Eleven of these amino acids are formed naturally in the human body (called non-essential) and nine must be consumed via our food (called essential). The most efficient method of obtaining protein is to eat something that contains all 9 of these essential amino acids. The most efficient meat to eat in this case would be human flesh. Gross huh? Well if we’re going from an efficiency standpoint, that’s it. Since human flesh is obviously not appealing (or feasible), humans opt to the next best thing – animal flesh. Animal meat as well as dairy and eggs contain all 9 essential amino acids and are therefore considered “complete proteins.” Most plants, however, do not contain all 9, although there are some exceptions (soy and quinoa). Although it seems like it’s more work to get your protein from plants, in the long run it is much more beneficial for you to do so. And the good news is, your strand of amino acid beads doesn’t have to be built with just one food at a time and you don’t even need to build a complete strand all at one meal. By eating a wide variety of plant based proteins, you will have no problem getting enough complete protein strands. If at one meal you are missing a few beads of lysine, you can make up for it in your next meal or two and have no issues. Since most plant-based foods are only missing one or two of the essential amino acids, it’s not hard to create complete proteins.

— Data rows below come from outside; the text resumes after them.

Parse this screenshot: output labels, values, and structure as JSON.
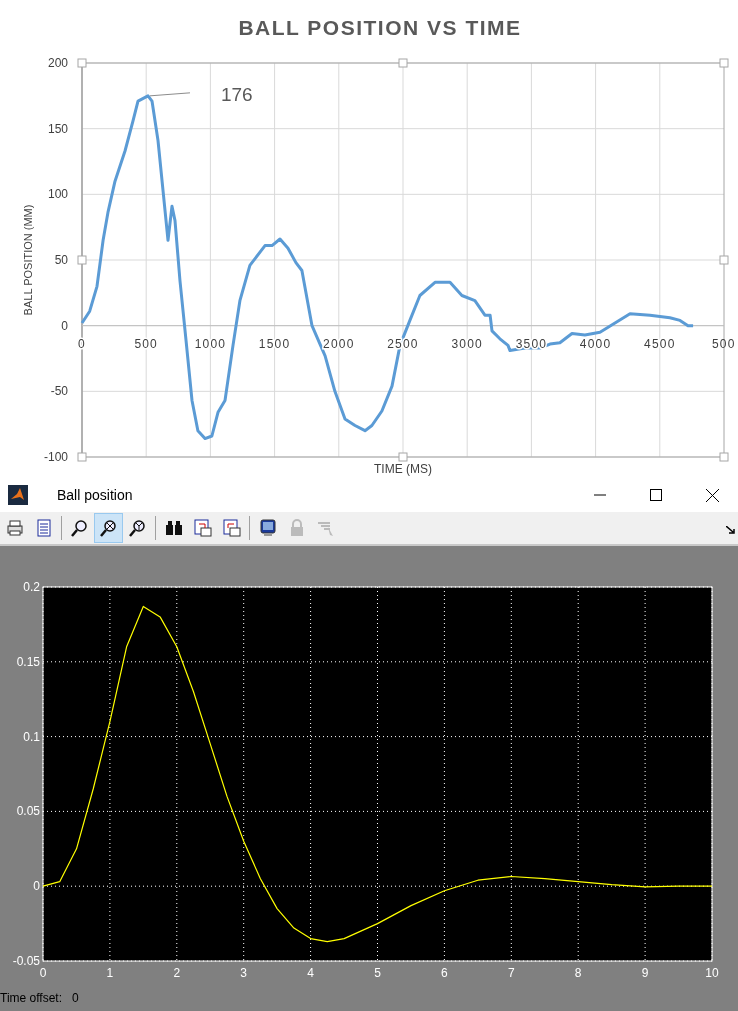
{
  "excel_chart": {
    "chart_data": {
      "type": "line",
      "title": "BALL POSITION VS TIME",
      "xlabel": "TIME (MS)",
      "ylabel": "BALL POSITION (MM)",
      "xlim": [
        0,
        5000
      ],
      "ylim": [
        -100,
        200
      ],
      "xticks": [
        0,
        500,
        1000,
        1500,
        2000,
        2500,
        3000,
        3500,
        4000,
        4500
      ],
      "yticks": [
        -100,
        -50,
        0,
        50,
        100,
        150,
        200
      ],
      "x": [
        0,
        60,
        117,
        164,
        202,
        257,
        335,
        397,
        436,
        514,
        545,
        592,
        631,
        670,
        701,
        724,
        763,
        810,
        857,
        903,
        958,
        1012,
        1059,
        1114,
        1176,
        1230,
        1308,
        1425,
        1480,
        1542,
        1604,
        1666,
        1713,
        1791,
        1893,
        1970,
        2048,
        2126,
        2204,
        2258,
        2336,
        2414,
        2477,
        2554,
        2632,
        2749,
        2866,
        2959,
        3060,
        3138,
        3178,
        3193,
        3255,
        3318,
        3333,
        3450,
        3567,
        3645,
        3722,
        3816,
        3917,
        4034,
        4151,
        4268,
        4424,
        4579,
        4657,
        4720,
        4759
      ],
      "grid": true,
      "series": [
        {
          "color": "#5b9bd5",
          "values": [
            2,
            11,
            30,
            65,
            86,
            110,
            133,
            156,
            171,
            175,
            171,
            141,
            103,
            65,
            91,
            80,
            34,
            -11,
            -57,
            -80,
            -86,
            -84,
            -66,
            -57,
            -15,
            19,
            46,
            61,
            61,
            66,
            59,
            48,
            42,
            0,
            -23,
            -50,
            -71,
            -76,
            -80,
            -76,
            -65,
            -46,
            -15,
            4,
            23,
            33,
            33,
            23,
            19,
            8,
            8,
            -4,
            -10,
            -15,
            -19,
            -17,
            -17,
            -14,
            -13,
            -6,
            -7,
            -5,
            2,
            9,
            8,
            6,
            4,
            0,
            0
          ]
        }
      ],
      "annotations": [
        "176"
      ]
    },
    "cut_tick_label": "500"
  },
  "scope_window": {
    "title": "Ball position",
    "toolbar": [
      {
        "kind": "print",
        "selected": false,
        "disabled": false
      },
      {
        "kind": "parameters",
        "selected": false,
        "disabled": false
      },
      {
        "kind": "separator"
      },
      {
        "kind": "zoom",
        "selected": false,
        "disabled": false
      },
      {
        "kind": "zoom-x",
        "selected": true,
        "disabled": false
      },
      {
        "kind": "zoom-y",
        "selected": false,
        "disabled": false
      },
      {
        "kind": "separator"
      },
      {
        "kind": "autoscale",
        "selected": false,
        "disabled": false
      },
      {
        "kind": "save-axes",
        "selected": false,
        "disabled": false
      },
      {
        "kind": "restore-axes",
        "selected": false,
        "disabled": false
      },
      {
        "kind": "separator"
      },
      {
        "kind": "float",
        "selected": false,
        "disabled": false
      },
      {
        "kind": "lock",
        "selected": false,
        "disabled": true
      },
      {
        "kind": "signal-select",
        "selected": false,
        "disabled": true
      }
    ],
    "chart_data": {
      "type": "line",
      "xlim": [
        0,
        10
      ],
      "ylim": [
        -0.05,
        0.2
      ],
      "xticks": [
        0,
        1,
        2,
        3,
        4,
        5,
        6,
        7,
        8,
        9,
        10
      ],
      "yticks": [
        -0.05,
        0,
        0.05,
        0.1,
        0.15,
        0.2
      ],
      "x": [
        0,
        0.25,
        0.5,
        0.75,
        1,
        1.25,
        1.5,
        1.75,
        2,
        2.25,
        2.5,
        2.75,
        3,
        3.25,
        3.5,
        3.75,
        4,
        4.25,
        4.5,
        5,
        5.5,
        6,
        6.5,
        7,
        7.5,
        8,
        8.5,
        9,
        9.5,
        10
      ],
      "grid": true,
      "series": [
        {
          "color": "#ffff00",
          "values": [
            0,
            0.003,
            0.025,
            0.065,
            0.11,
            0.16,
            0.187,
            0.18,
            0.16,
            0.13,
            0.095,
            0.06,
            0.03,
            0.005,
            -0.015,
            -0.028,
            -0.035,
            -0.037,
            -0.035,
            -0.025,
            -0.013,
            -0.003,
            0.004,
            0.0065,
            0.005,
            0.003,
            0.001,
            -0.0005,
            0,
            0
          ]
        }
      ]
    },
    "time_offset": {
      "label": "Time offset:",
      "value": "0"
    }
  }
}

An argument for a different day, soy is not my number one choice for protein, despite it’s “complete protein” status, due to a slew of possible health concerns, including infertility in women and it’s affect on the absorption of other nutrients when consumed. The good news is, soy’s sprouted friend, tempeh is devoid of these risks and is a great source of plant-based protein.

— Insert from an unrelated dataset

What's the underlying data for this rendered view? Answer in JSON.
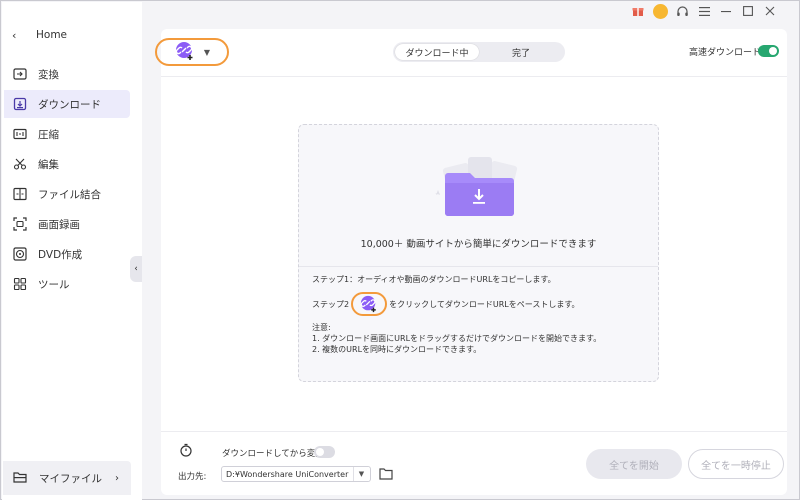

So how do I get my protein? Here’s a list of some of the best plant-based protein sources:
- Black Beans
- Ezekiel Bread (made from sprouted grains and legumes)
- Garbanzo Beans
- Broccoli (more protein per ounce than steak)
- Kidney Beans
- Brown Rice
- Peanut Butter
- Sweet potatoes
The good news is, if you are eating a diet that has a variety of the foods above as well as other fruits, grains and vegetables, you will get the protein you need. If you are an athlete, you will get the additional protein you need because you will naturally increase your calorie intake, thereby increasing the amount of protein you eat.
A Sample Vegan Daily Diet
Here’s an example of what I eat in one day, including protein content and if significant, lack of essential amino acid. If an amino acid is mentioned as being absent, the remaining amino acids are present.
- 1/2 cup Coach’s Oats oatmeal, measured dry – Coach’s Oats ( 9 g- low in methionine + cystine)
- 1 cup almond milk (1 g)
- 1/2 banana (1 g – low inmethionine + cystine)
- 1 ounce almonds (6g – low in lysine and methionine)
- 2 pieces Ezekiel bread (10g – a complete protein)
- 2 tbsp hummus (2g)
- 1/4 avocado (1g)
- cucumbers, tomato, spinach, onion and roasted red peppers (~1g)
- 1 cup quinoa black bean and apricot salad (~8g – a complete protein)
- 1 cup grapes (1g)
- Luna bar (9g)
- 1 cup brown rice (5 g – low in lysine)
- 1 cup homemade lentil curry (18 g, low in methionine + cystine)
- 1 cup broccoli (3 g)
Total grams of protein: 75
The above is a very typical day for me and I’m getting well over my daily requirement. On days where I have a more strenuous workout, I’ll actually eat more than listed above and as long as I’m eating fruits, veggies, legumes and whole grains, I’m adding to that protein total.
Names of 9 Amino Acids:
- Methionin + Cysteine
- Phenylalaine + Tyrosine
No Meat Athlete- list of vegetarian protein and amino acids: http://www.nomeatathlete.com/vegetarian-protein/
The China Study: http://www.thechinastudy.com/
Self’s Nutrition Calculator (indicates which amino acids are present in every food): http://nutritiondata.self.com/